Wine, Soil, Mistakes & Learning

Last week on my way to our French farm, I accompanied my brother to a wine fair featuring producers who use a minimum of additives, particularly sulphites. Non-organic winemakers often liberally use this hangover-inducing preservative to stabilise their products. Having sniffed, swilled and mostly spat our way round, we met a Spanish winemaker who added no sulphites at all. His wine seemed wonderful, so I asked how he achieved what non-organic winemakers say is impossible. When pushed, he conceded his wine occasionally went wrong, but he embraced these mistakes as part of his learning; they helped him to develop his understanding of how to make excellent, unadulterated wine. I also sensed that he relished the challenge; it was what he was put on this planet to do.
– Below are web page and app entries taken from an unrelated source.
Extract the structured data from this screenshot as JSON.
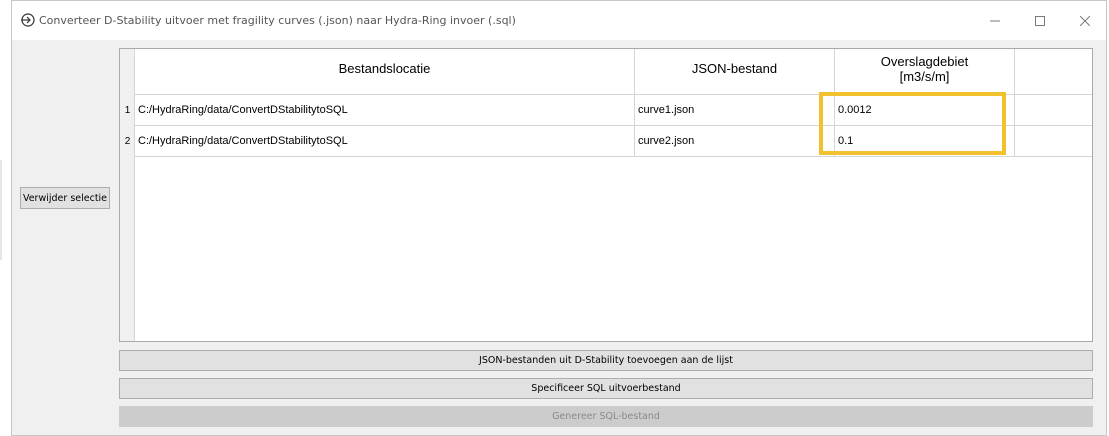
{
  "window": {
    "title": "Converteer D-Stability uitvoer met fragility curves (.json) naar Hydra-Ring invoer (.sql)",
    "minimize_icon": "minimize-icon",
    "maximize_icon": "maximize-icon",
    "close_icon": "close-icon",
    "app_icon": "arrow-circle-icon"
  },
  "buttons": {
    "remove_selection": "Verwijder selectie",
    "add_json": "JSON-bestanden uit D-Stability toevoegen aan de lijst",
    "specify_sql": "Specificeer SQL uitvoerbestand",
    "generate_sql": "Genereer SQL-bestand"
  },
  "table": {
    "columns": [
      "Bestandslocatie",
      "JSON-bestand",
      "Overslagdebiet",
      "[m3/s/m]"
    ],
    "rows": [
      {
        "index": "1",
        "location": "C:/HydraRing/data/ConvertDStabilitytoSQL",
        "file": "curve1.json",
        "discharge": "0.0012"
      },
      {
        "index": "2",
        "location": "C:/HydraRing/data/ConvertDStabilitytoSQL",
        "file": "curve2.json",
        "discharge": "0.1"
      }
    ]
  },
  "colors": {
    "highlight": "#f2c12e",
    "window_bg": "#f0f0f0",
    "disabled_text": "#8a8a8a"
  }
}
I travelled on to our French farm, where we have grown some fine crops of lettuce, cabbage, kohlrabi and parsley, but it has also been a frustrating season and we have made mistakes under pressure. It has been challenging back home too; we were unable to plant through the relentlessly wet and cold April, so the lettuce, chard, spinach, courgettes and beetroot will be delayed until mid June. As a result, we’re having to import more veg than we would like, making it harder to control the quality.
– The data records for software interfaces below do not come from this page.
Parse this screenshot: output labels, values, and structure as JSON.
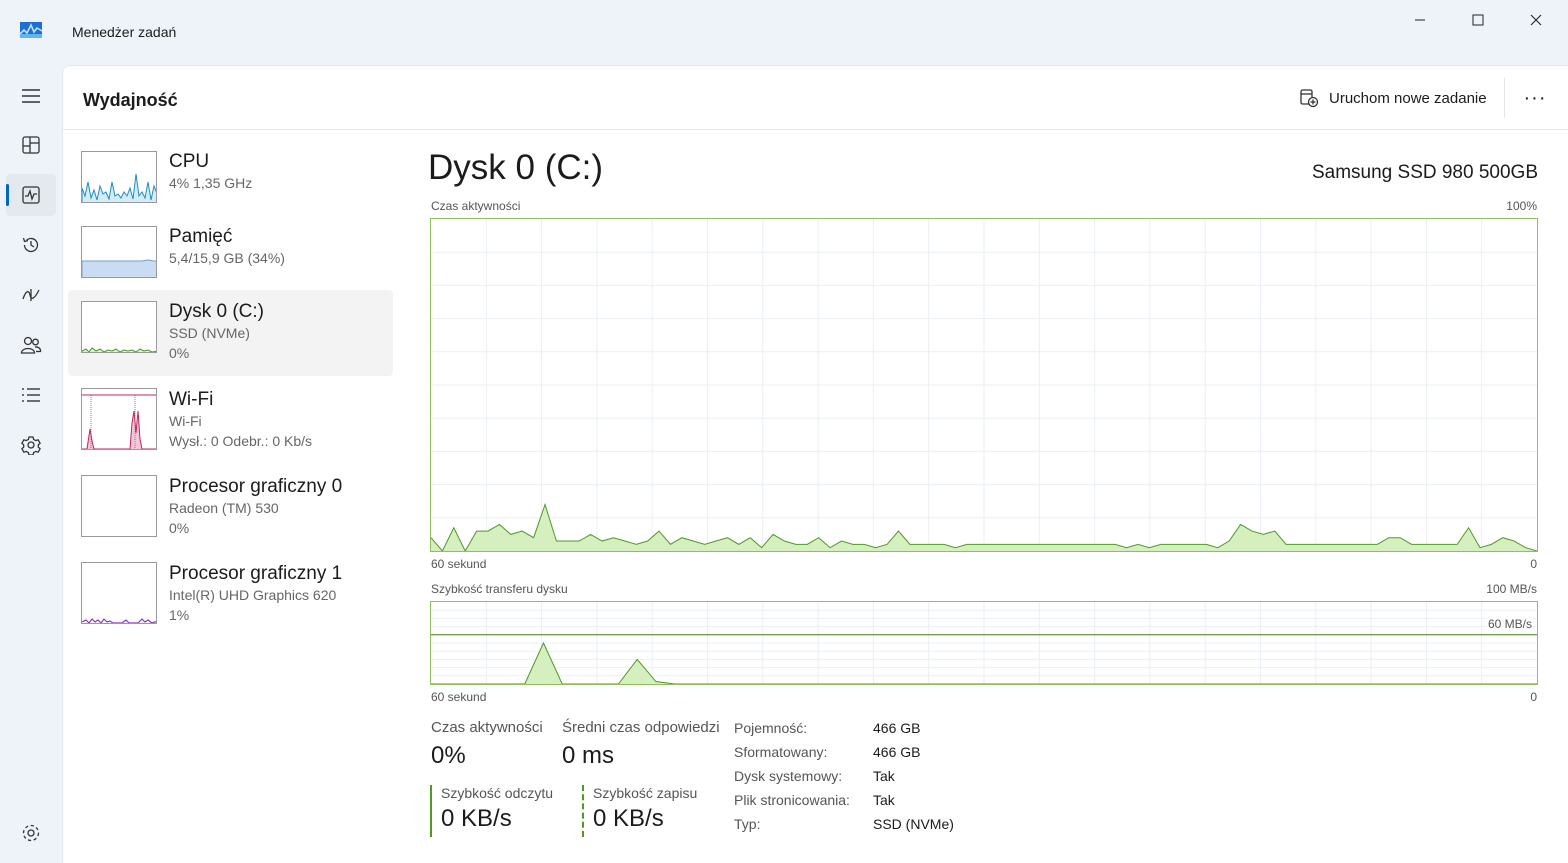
{
  "window": {
    "title": "Menedżer zadań"
  },
  "header": {
    "title": "Wydajność",
    "run_task_label": "Uruchom nowe zadanie",
    "more_label": "···"
  },
  "nav": {
    "items": [
      {
        "icon": "hamburger-icon"
      },
      {
        "icon": "processes-icon"
      },
      {
        "icon": "performance-icon",
        "active": true
      },
      {
        "icon": "app-history-icon"
      },
      {
        "icon": "startup-apps-icon"
      },
      {
        "icon": "users-icon"
      },
      {
        "icon": "details-icon"
      },
      {
        "icon": "services-icon"
      },
      {
        "icon": "settings-icon"
      }
    ]
  },
  "devices": [
    {
      "name": "CPU",
      "line1": "4%  1,35 GHz",
      "line2": "",
      "color": "#1e8ec2"
    },
    {
      "name": "Pamięć",
      "line1": "5,4/15,9 GB (34%)",
      "line2": "",
      "color": "#6c9fd6"
    },
    {
      "name": "Dysk 0 (C:)",
      "line1": "SSD (NVMe)",
      "line2": "0%",
      "color": "#4d9a26",
      "selected": true
    },
    {
      "name": "Wi-Fi",
      "line1": "Wi-Fi",
      "line2": "Wysł.: 0  Odebr.: 0 Kb/s",
      "color": "#c0245e"
    },
    {
      "name": "Procesor graficzny 0",
      "line1": "Radeon (TM) 530",
      "line2": "0%",
      "color": "#8a36c4"
    },
    {
      "name": "Procesor graficzny 1",
      "line1": "Intel(R) UHD Graphics 620",
      "line2": "1%",
      "color": "#8a36c4"
    }
  ],
  "detail": {
    "title": "Dysk 0 (C:)",
    "model": "Samsung SSD 980 500GB",
    "activity_chart": {
      "label": "Czas aktywności",
      "max_label": "100%",
      "x_left": "60 sekund",
      "x_right": "0"
    },
    "transfer_chart": {
      "label": "Szybkość transferu dysku",
      "max_label": "100 MB/s",
      "line_label": "60 MB/s",
      "x_left": "60 sekund",
      "x_right": "0"
    },
    "stats": {
      "active_time_label": "Czas aktywności",
      "active_time_value": "0%",
      "avg_response_label": "Średni czas odpowiedzi",
      "avg_response_value": "0 ms",
      "read_speed_label": "Szybkość odczytu",
      "read_speed_value": "0 KB/s",
      "write_speed_label": "Szybkość zapisu",
      "write_speed_value": "0 KB/s"
    },
    "properties": [
      {
        "key": "Pojemność:",
        "value": "466 GB"
      },
      {
        "key": "Sformatowany:",
        "value": "466 GB"
      },
      {
        "key": "Dysk systemowy:",
        "value": "Tak"
      },
      {
        "key": "Plik stronicowania:",
        "value": "Tak"
      },
      {
        "key": "Typ:",
        "value": "SSD (NVMe)"
      }
    ]
  },
  "chart_data": [
    {
      "type": "area",
      "title": "Czas aktywności",
      "ylabel": "",
      "xlabel": "",
      "x_range_label": [
        "60 sekund",
        "0"
      ],
      "ylim": [
        0,
        100
      ],
      "grid": true,
      "series": [
        {
          "values": [
            4,
            0,
            7,
            0,
            6,
            6,
            8,
            5,
            6,
            4,
            14,
            3,
            3,
            3,
            5,
            3,
            4,
            3,
            2,
            3,
            6,
            2,
            4,
            3,
            2,
            3,
            4,
            2,
            4,
            1,
            5,
            3,
            2,
            2,
            4,
            1,
            3,
            2,
            2,
            1,
            2,
            6,
            2,
            2,
            2,
            2,
            1,
            2,
            2,
            2,
            2,
            2,
            2,
            2,
            2,
            2,
            2,
            2,
            2,
            2,
            2,
            1,
            2,
            1,
            2,
            2,
            2,
            2,
            2,
            1,
            3,
            8,
            6,
            5,
            6,
            2,
            2,
            2,
            2,
            2,
            2,
            2,
            2,
            2,
            4,
            4,
            2,
            2,
            2,
            2,
            2,
            7,
            1,
            2,
            4,
            3,
            1,
            0
          ]
        }
      ]
    },
    {
      "type": "area",
      "title": "Szybkość transferu dysku",
      "ylabel": "",
      "xlabel": "",
      "x_range_label": [
        "60 sekund",
        "0"
      ],
      "ylim": [
        0,
        100
      ],
      "reference_line": 60,
      "grid": true,
      "series": [
        {
          "values": [
            0,
            0,
            0,
            0,
            0,
            0,
            50,
            0,
            0,
            0,
            0,
            30,
            3,
            0,
            0,
            0,
            0,
            0,
            0,
            0,
            0,
            0,
            0,
            0,
            0,
            0,
            0,
            0,
            0,
            0,
            0,
            0,
            0,
            0,
            0,
            0,
            0,
            0,
            0,
            0,
            0,
            0,
            0,
            0,
            0,
            0,
            0,
            0,
            0,
            0,
            0,
            0,
            0,
            0,
            0,
            0,
            0,
            0,
            0,
            0
          ]
        }
      ]
    }
  ]
}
On the French farm, chemicals seem tempting. Pushed on with artificial fertiliser, the soil compaction and leaching might not have shown in the carrots; with fungicide seed treatment the waterlogged sweetcorn might have survived; with herbicides the poor growth in the carrots and leeks would not have let the weeds dominate. With a chemical arsenal I might have felt great mastery, but it would also avoid me contemplating how foolish it was to ignore the advice of Didier (who has farmed this land for 40 years) not to crop the heavy, poorly drained land so early. I would be ignorant, arrogant and perhaps rich; a bit like some chemical farmers, food processors and a few bankers, but I would never appreciate the joy and ultimate satisfaction of a sustainable partnership with my soil. But the most disturbing and ultimately dangerous aspect of the control afforded by short term fixes like added sulphites in wine, ammonium nitrates on cabbages, GM and most food additives, is that they hide our mistakes for long enough to prevent us from learning from them.

Guy Watson

bank holiday deliveries

We’ll be delivering as normal over the upcoming bank holidays. So look out for your delivery on your normal day.